The overall taxable bond market, as represented by the Barclays U.S. Aggregate Index, was up 0.55% for 2015 and was down 0.57% for the quarter.  From a quality perspective higher credits performed better.  The AAA sector of the index was up 1.1% for the year while the BBB sector was down 2.7%.  The liquid high yield sector was off over 5% and the distressed sector saw double digit drops across the board.   We have long believed that credit spreads did not reflect the risk inherent in the corporate bond market, particularly in the lowest rated credits.  Spreads are widening out meaning lower rated corporate yields are rising relative to the Treasury market.  This correction is likely to continue as long as economic uncertainties persist.

High yield bonds have often been called the proverbial “canary in the coal mine.”  Several notable hedge funds have prevented investor redemptions (putting up “gates”) and/or closed down their high yield bond products after suffering double digit drops during 2015.   Many of these products were in the distressed sector (CCC rated bonds), and many took the fatal approach of concentrating sector exposure.  Commodity related issuers have become the major casualty as many small producers cannot sell oil/gas above their cost of production.  With the bond market all but closed to this sector, companies have few choices in bridging the resulting liquidity gap.  We view this as an unwinding of a high yield bubble and not a precursor to a larger financial crisis.

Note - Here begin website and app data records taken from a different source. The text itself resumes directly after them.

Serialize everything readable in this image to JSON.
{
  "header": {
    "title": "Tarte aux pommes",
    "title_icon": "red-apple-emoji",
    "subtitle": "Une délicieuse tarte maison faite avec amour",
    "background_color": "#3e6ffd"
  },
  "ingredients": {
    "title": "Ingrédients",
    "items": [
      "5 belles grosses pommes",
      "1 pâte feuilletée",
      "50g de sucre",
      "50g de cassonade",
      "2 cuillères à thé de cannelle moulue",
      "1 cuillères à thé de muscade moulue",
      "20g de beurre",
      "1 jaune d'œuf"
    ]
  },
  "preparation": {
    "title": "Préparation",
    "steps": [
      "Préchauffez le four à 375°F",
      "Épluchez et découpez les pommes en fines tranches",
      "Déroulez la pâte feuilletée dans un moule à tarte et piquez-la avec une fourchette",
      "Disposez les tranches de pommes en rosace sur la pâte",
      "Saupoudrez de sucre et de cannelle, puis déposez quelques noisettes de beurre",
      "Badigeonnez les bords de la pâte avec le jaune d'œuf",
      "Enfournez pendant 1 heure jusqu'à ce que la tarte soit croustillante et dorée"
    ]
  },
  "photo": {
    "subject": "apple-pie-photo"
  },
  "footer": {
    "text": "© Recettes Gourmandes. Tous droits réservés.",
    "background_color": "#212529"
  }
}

The municipal sector performed very well during 2015.  The S&P Municipal Bond Index, a national non-state-specific index, advanced over 3% for the year, clearly one of the best asset classes overall.  We believe this is based on the improving fiscal outlooks for many municipalities as well as a flight to quality.  Default rates for municipal bonds are lower than corporate issuers of equal rating.  While there are some issuers that either have current financial distress, or are getting very close, the majority of issuers appear strong.  Puerto Rico (which is tax exempt at the Federal and State level) is deciding which bond holders to pay on time since the money is simply not there to pay all debts.  Illinois is on borrowed time and other states that have not been prudent in managing debt levels and pension contributions will likely fall on hard times at some point.  Like Detroit, most of these fiscal emergencies are slow motion train wrecks; these risks are widely discussed and should be easily avoided.

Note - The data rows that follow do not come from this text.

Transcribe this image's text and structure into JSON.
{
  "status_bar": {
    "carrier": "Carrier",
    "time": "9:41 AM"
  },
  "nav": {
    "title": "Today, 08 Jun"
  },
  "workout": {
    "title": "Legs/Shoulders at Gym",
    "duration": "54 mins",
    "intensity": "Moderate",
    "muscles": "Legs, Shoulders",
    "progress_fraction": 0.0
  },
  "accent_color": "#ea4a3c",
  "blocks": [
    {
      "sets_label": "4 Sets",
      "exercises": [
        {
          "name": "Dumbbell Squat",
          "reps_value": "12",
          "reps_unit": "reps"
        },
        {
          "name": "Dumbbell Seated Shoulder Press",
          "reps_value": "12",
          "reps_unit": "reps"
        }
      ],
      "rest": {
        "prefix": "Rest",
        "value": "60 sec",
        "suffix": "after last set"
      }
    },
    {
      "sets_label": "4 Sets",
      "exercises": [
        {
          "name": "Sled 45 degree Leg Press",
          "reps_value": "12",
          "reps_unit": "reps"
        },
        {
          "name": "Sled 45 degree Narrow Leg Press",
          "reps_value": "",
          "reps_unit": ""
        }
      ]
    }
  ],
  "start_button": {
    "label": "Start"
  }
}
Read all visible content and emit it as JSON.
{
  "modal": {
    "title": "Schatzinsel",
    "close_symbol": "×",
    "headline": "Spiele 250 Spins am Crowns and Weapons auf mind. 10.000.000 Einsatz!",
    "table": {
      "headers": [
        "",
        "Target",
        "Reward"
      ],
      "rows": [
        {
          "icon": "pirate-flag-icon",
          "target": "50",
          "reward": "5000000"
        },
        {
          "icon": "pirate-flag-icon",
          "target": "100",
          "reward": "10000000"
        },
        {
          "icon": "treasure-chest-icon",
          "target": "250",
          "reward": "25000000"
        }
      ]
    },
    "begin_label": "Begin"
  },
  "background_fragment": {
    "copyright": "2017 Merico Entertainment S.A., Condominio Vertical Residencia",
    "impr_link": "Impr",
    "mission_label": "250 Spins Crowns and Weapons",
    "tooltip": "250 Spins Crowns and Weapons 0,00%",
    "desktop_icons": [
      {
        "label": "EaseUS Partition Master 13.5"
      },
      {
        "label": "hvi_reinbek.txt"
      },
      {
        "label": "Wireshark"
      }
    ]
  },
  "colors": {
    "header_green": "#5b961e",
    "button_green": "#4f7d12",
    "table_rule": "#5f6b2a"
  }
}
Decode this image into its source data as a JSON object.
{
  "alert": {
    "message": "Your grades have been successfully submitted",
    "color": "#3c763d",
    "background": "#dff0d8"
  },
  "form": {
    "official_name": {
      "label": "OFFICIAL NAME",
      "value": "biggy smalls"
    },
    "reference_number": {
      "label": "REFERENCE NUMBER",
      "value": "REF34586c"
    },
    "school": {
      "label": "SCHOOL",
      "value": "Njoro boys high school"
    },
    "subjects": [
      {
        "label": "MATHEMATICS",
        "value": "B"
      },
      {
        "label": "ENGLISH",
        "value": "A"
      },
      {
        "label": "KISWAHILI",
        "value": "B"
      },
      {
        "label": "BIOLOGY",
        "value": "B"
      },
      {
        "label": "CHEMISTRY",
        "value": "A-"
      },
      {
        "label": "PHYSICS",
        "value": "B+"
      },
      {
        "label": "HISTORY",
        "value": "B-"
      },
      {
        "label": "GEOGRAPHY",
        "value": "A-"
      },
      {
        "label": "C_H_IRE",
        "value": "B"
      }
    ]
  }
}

The final results of 2015, both domestically and internationally, surprised most market participants as the old adage has once again proved true:  the only value of forecasters is to make fortune tellers look good.  So what are our thoughts for 2016?  Very simply said, we don’t have high expectations for stocks this year.  That shouldn’t be a big surprise given a string of positive years back to back following the fall in 2008.  It is unlikely that the market continues marching forward at these valuations and tightening monetary policy if earnings and revenues are not advancing.  As we stated earlier, if you strip out four stocks (the FANG stocks) the S&P 500 was down last year.  That lack of market breadth cannot sustain a rise in stock prices for very long.  One of two things can happen.  First, the high flying stocks with PE ratios 7 to 10 times that of the broader market can decline or the ~60% of stocks on market lows can broaden the breadth by rising.  The easy bet here is that high flyers come back to earth.

The Federal Reserve created an unprecedented low rate environment for virtually a decade and as former Dallas Fed Chairman Richard Fisher said this week, “The purpose of zero interest rates engineered by the FOMC, together with the massive asset purchases of Treasuries and agency securities known as quantitative easing, was to create a wealth effect for the real economy by jump-starting the bond and equity markets.”  Our thought is that the 2015 was the beginning of a pause that will allow asset prices to normalize and properly reflect risk premiums.  As we mentioned in the bonds section, we have already witnessed this adjustment in certain junk bonds with corrections of up to 25% this past year.  Our strategy remains to ensure we are diversified and that clients have the appropriate asset allocation between stocks and bonds and we will take advantage as opportunities arise.